Web page and app entries
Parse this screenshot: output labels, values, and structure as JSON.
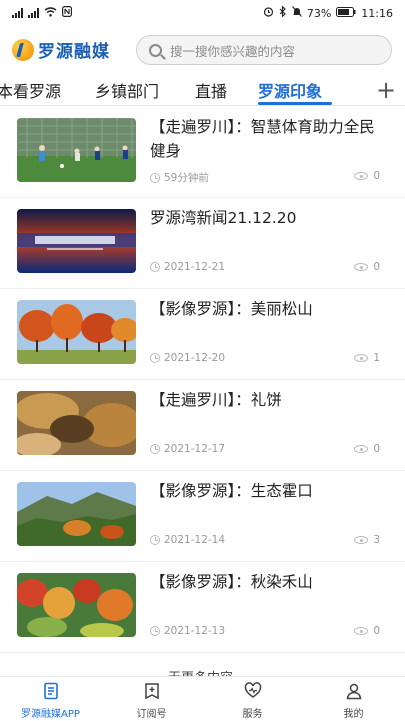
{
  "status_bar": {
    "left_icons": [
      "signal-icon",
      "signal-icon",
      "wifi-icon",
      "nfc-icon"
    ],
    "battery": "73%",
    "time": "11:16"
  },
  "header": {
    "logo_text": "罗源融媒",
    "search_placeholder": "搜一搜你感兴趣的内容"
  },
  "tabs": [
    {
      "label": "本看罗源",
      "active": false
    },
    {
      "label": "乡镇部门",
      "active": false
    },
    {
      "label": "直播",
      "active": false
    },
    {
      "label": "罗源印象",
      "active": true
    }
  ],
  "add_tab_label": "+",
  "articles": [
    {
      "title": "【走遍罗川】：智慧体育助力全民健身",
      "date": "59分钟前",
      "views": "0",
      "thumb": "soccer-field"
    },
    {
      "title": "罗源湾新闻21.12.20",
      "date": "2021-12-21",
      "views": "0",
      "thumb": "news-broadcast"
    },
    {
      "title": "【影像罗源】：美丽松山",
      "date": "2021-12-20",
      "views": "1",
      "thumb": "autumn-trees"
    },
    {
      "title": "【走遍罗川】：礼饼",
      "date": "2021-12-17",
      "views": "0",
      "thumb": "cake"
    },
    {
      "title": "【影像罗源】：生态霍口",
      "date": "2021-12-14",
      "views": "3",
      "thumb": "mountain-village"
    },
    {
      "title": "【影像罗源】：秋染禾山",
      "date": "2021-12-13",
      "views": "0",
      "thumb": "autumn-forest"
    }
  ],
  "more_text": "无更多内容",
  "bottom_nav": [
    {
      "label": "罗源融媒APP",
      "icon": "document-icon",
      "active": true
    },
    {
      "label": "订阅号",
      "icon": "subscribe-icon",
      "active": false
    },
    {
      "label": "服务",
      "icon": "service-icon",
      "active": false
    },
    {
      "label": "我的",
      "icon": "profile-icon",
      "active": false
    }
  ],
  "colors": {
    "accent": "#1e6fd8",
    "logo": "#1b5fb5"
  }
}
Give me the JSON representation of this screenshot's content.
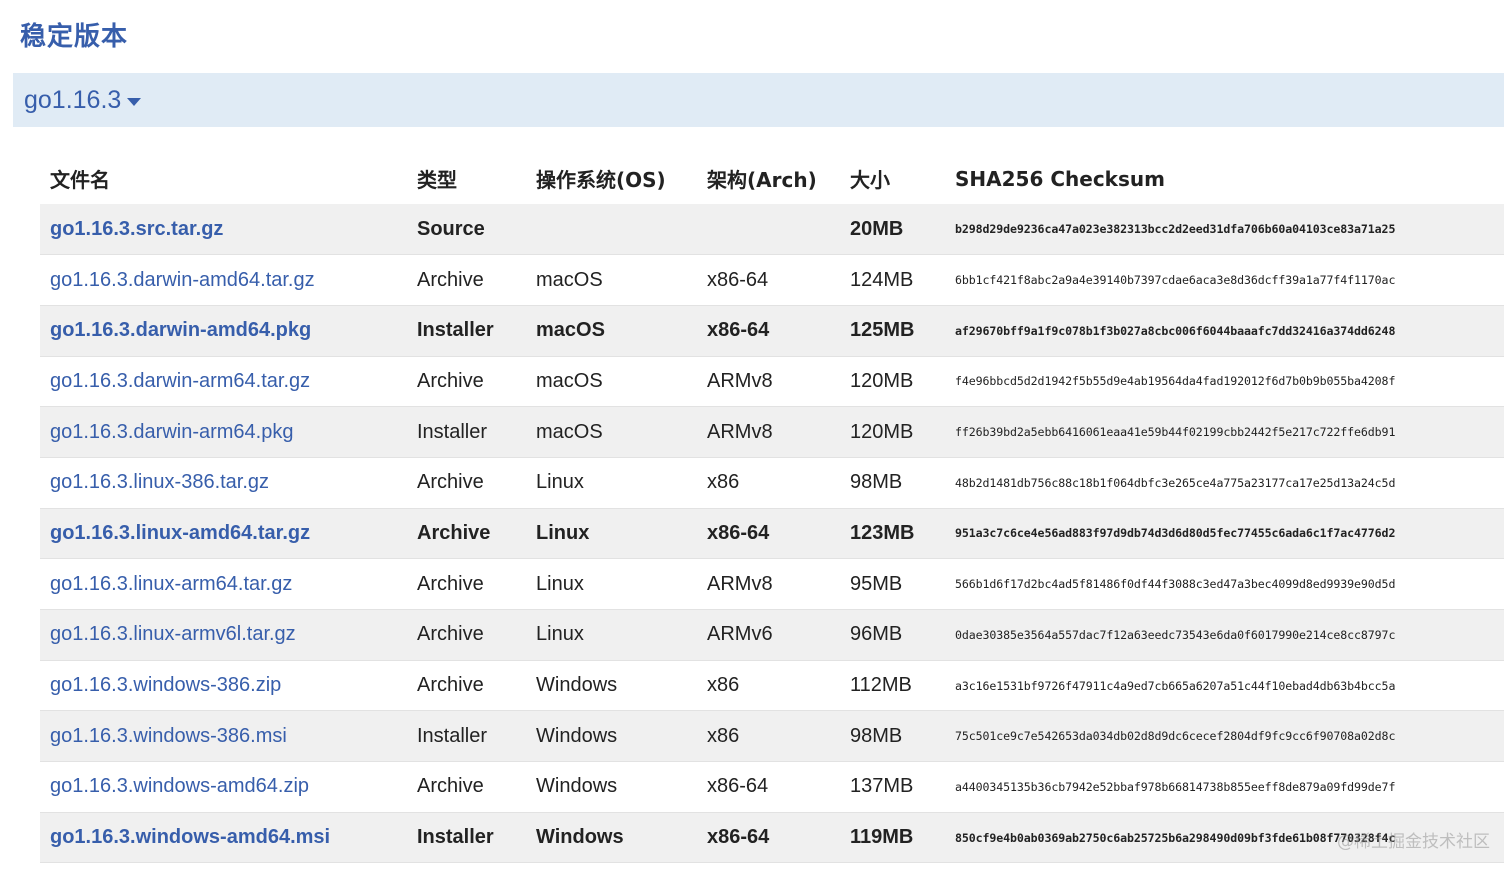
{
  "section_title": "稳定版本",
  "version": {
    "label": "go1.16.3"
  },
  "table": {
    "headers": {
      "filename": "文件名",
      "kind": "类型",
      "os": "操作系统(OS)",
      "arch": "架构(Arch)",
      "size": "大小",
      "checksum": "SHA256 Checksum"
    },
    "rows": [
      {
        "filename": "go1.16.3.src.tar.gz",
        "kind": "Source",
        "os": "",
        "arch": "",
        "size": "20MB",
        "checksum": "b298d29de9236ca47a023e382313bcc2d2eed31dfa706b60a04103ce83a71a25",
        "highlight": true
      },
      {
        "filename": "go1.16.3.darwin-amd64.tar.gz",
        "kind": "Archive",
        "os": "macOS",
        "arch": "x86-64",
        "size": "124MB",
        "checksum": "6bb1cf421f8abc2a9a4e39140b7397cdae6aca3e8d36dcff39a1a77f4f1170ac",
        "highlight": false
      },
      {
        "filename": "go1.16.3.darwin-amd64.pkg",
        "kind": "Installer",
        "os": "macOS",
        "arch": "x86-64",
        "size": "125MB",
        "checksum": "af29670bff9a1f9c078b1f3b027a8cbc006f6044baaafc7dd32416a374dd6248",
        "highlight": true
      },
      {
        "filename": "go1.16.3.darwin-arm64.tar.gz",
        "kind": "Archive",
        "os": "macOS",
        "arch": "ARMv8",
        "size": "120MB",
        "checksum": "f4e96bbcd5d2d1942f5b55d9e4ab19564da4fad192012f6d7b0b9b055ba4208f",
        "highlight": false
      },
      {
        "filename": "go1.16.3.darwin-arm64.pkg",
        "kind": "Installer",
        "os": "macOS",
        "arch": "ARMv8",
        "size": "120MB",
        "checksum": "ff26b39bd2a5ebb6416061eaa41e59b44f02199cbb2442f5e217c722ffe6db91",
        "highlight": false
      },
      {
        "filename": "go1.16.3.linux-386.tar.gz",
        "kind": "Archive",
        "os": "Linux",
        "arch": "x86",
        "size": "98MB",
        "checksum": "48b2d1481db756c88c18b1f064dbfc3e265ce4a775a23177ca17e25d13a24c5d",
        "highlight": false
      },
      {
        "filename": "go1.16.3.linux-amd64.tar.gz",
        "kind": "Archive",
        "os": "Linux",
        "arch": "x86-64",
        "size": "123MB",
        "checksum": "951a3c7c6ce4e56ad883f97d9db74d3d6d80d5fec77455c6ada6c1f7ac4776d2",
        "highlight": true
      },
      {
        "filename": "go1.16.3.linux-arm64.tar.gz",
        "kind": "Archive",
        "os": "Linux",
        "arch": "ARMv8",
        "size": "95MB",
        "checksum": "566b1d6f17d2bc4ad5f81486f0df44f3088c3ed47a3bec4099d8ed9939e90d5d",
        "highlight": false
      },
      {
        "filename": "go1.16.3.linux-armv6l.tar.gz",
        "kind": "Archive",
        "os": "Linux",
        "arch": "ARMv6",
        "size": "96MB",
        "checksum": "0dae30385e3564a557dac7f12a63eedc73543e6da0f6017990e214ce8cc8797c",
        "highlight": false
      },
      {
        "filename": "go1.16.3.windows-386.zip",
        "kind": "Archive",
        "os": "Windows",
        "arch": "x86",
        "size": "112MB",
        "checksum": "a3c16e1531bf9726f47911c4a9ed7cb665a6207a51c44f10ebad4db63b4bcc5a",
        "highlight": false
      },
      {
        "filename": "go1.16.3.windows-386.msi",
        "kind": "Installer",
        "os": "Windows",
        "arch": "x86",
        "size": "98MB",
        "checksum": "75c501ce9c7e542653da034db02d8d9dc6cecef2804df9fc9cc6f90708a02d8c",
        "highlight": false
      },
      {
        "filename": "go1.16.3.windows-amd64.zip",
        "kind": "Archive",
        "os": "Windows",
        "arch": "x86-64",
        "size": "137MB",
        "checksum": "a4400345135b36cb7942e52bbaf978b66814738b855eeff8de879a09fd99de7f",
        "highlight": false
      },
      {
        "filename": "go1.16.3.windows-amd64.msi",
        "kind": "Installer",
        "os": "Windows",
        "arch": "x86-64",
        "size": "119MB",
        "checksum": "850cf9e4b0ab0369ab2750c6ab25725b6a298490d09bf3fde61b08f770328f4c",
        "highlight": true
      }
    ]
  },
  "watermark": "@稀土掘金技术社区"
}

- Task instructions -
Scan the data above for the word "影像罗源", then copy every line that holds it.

- Answer -
      "title": "【影像罗源】：美丽松山",
      "title": "【影像罗源】：生态霍口",
      "title": "【影像罗源】：秋染禾山",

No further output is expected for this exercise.